2016 is a year that speaks for itself. It’s been a rough and tumultuous one, culminating in a divisive presidential election that has many people afraid of what’s in store for the country once the new administration takes office on January 20. When we’re in need of wisdom and guidance during troubling and unpredictable times ahead, we turn to our authors, who continue to offer their time and insights to give us perspective and commentary on the condition of our world. Our blog, the Broadside, wouldn’t be what it is without them. As always, we’re so grateful to them. We’ll need their thought-provoking essays as we head into 2017. Before the year comes to a close, we would like to share a collection of some of the Broadside’s most-read posts. Happy New Year!
A Q&A with Rich BlintBaldwin’s consistent and insistent interrogation of how the mythology of race, class, and power operates in America to blind and divide us is singular in its analytical depth, sweep, and emotional power. His work reads as a kind of prophecy simply because he was clear about how profoundly dangerous it has always been for Americans not to confront the truth about the violent racial history of the country. His work must be read as testimony, as, yes, a secular witnessing to the serious perils of indulging in the American fiction of “whiteness” and its purported superiority.
The results of the 2016 presidential election have left many people in shock and disappointment. In a time where people are fearing that a new administration will work to reverse much of the progress made in the last eight years, we are left wondering what the future holds. How do we continue to fight against climate change, fight for reproductive rights, LGBTQ protections, and racial and economic justice?
Q&A with Helene Atwan Photo credit: Bob Kosturko What has been Beacon’s relationship with poetry? For the past decade or more, Beacon’s poetry program, such as it was, focused largely on two key poets we have published over many years,...

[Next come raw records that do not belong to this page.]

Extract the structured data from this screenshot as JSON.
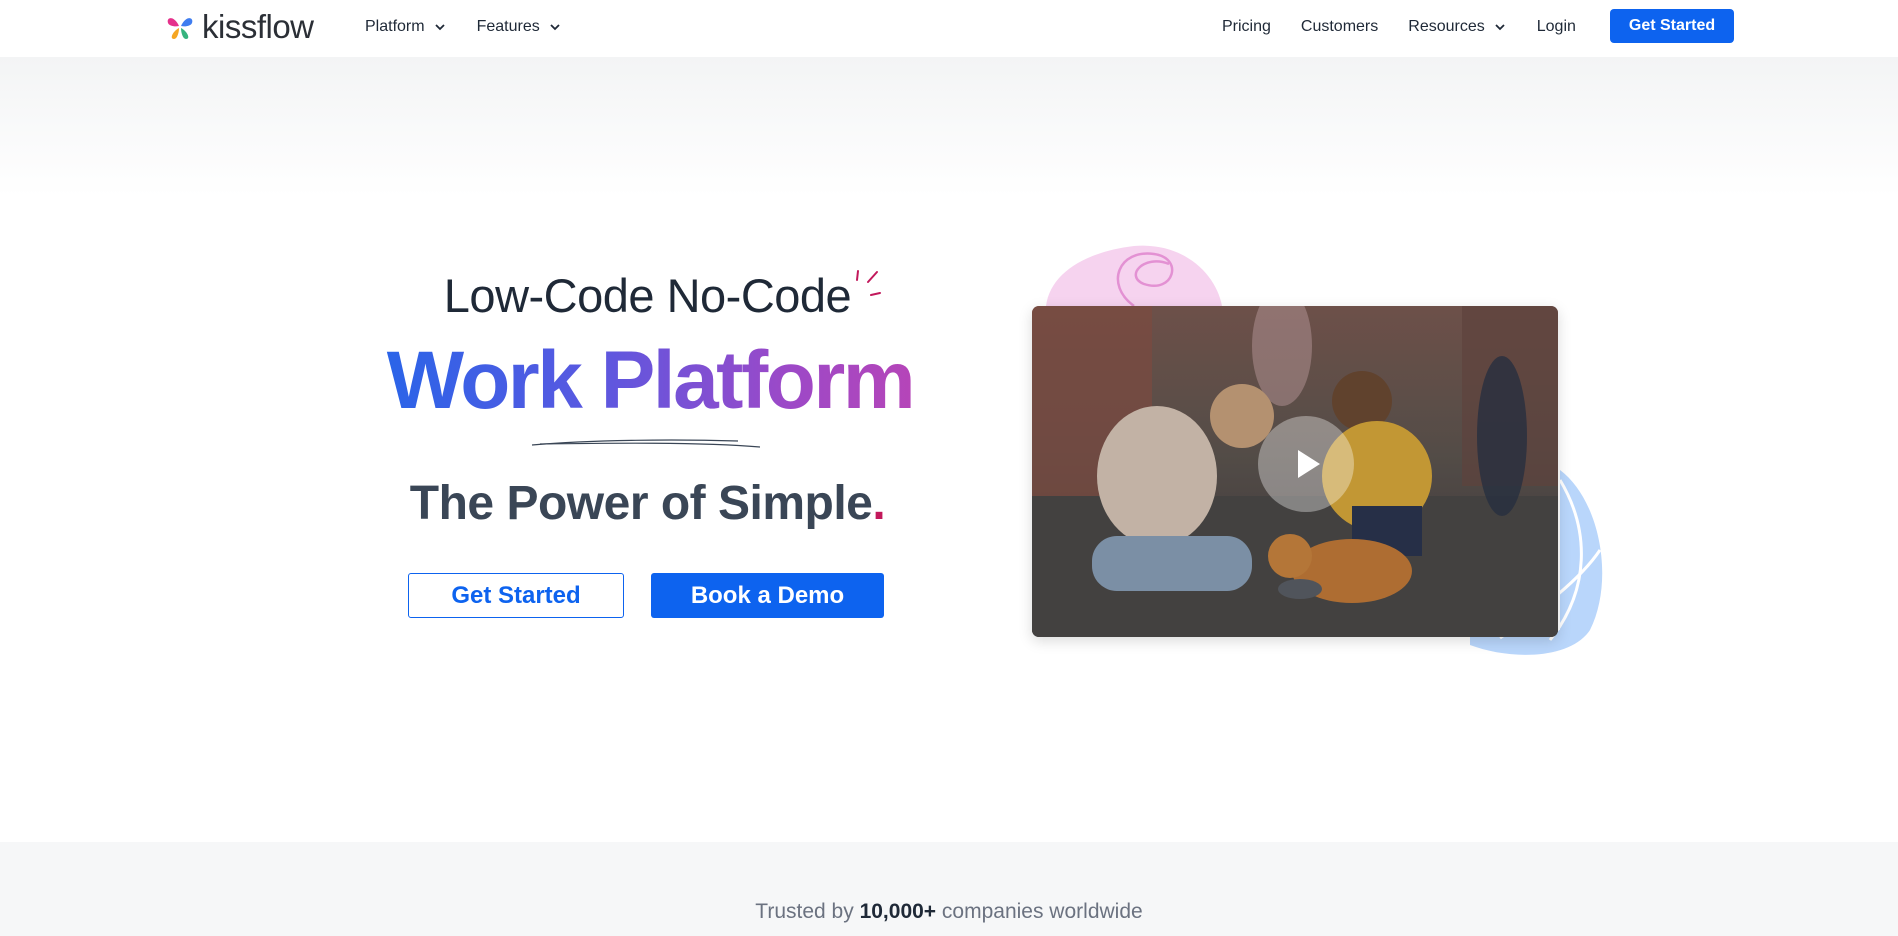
{
  "brand": {
    "name": "kissflow"
  },
  "nav": {
    "left_items": [
      {
        "label": "Platform",
        "has_dropdown": true
      },
      {
        "label": "Features",
        "has_dropdown": true
      }
    ],
    "right_items": [
      {
        "label": "Pricing",
        "has_dropdown": false
      },
      {
        "label": "Customers",
        "has_dropdown": false
      },
      {
        "label": "Resources",
        "has_dropdown": true
      },
      {
        "label": "Login",
        "has_dropdown": false
      }
    ],
    "cta_label": "Get Started"
  },
  "hero": {
    "subheading": "Low-Code No-Code",
    "heading": "Work Platform",
    "tagline": "The Power of Simple",
    "tagline_dot": ".",
    "primary_button": "Book a Demo",
    "secondary_button": "Get Started"
  },
  "video": {
    "play_icon": "play-icon"
  },
  "trust": {
    "prefix": "Trusted by",
    "count": "10,000+",
    "suffix": "companies worldwide"
  },
  "colors": {
    "brand_blue": "#0d63ef",
    "gradient_start": "#2a64e8",
    "gradient_end": "#b645b8",
    "accent_magenta": "#c2185b"
  }
}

As 2014 comes to a close, we look back at some top Beacon Broadside posts, as well as a few overlooked gems.
“Staggerlee wonders” is a poem that could have been written for the current moment, a poem imbued with the spirit of #BlackLivesMatter, with the heartbreak and the anger of #ICantBreathe.
Beacon authors offer a forceful rebuke to the bombardment and occupation of Gaza as a path to long-term regional stability.
For the 90th anniversary of his birth, we remember the miracle and the conundrum of James Baldwin: the teen preacher turned humanist; the resolutely American expatriate; the voice of rationality for a generation on the edge of revolt; a probing intelligence, unsatisfied by facile or convenient truths. Baldwin was never easy to place in a box, which is exactly why he remains so important to us today.
Bob Kosturko, creative director for Beacon Press, shares his process for designing the iconic new jacket for James Baldwin's 'Jimmy's Blues.'
A young Mexican immigrant discovers a new and profound sense of self, identity, and understanding in James Baldwin's classic text 'Notes of a Native Son.'
A publicity assistant at Beacon Press rediscovers the gift of James Baldwin's words and poetry.
Beacon director Helene Atwan introduces new books from James Baldwin and Inaugural Poet Richard Blanco.
Eboo Patel writes about a James Baldwin essay that helped guide him as an activist and writer.
James Baldwin (1924-1987) was a novelist, essayist, playwright, poet, and social critic, and one of America's foremost writers. His essays, such as "Notes of a Native Son" (1955), explore palpable yet unspoken intricacies of racial, sexual, and class distinctions in...
Amy Alexander writes about a documentary James Baldwin filmed in San Francisco the year she was born.
The latest media hits and mentions for Beacon books and authors.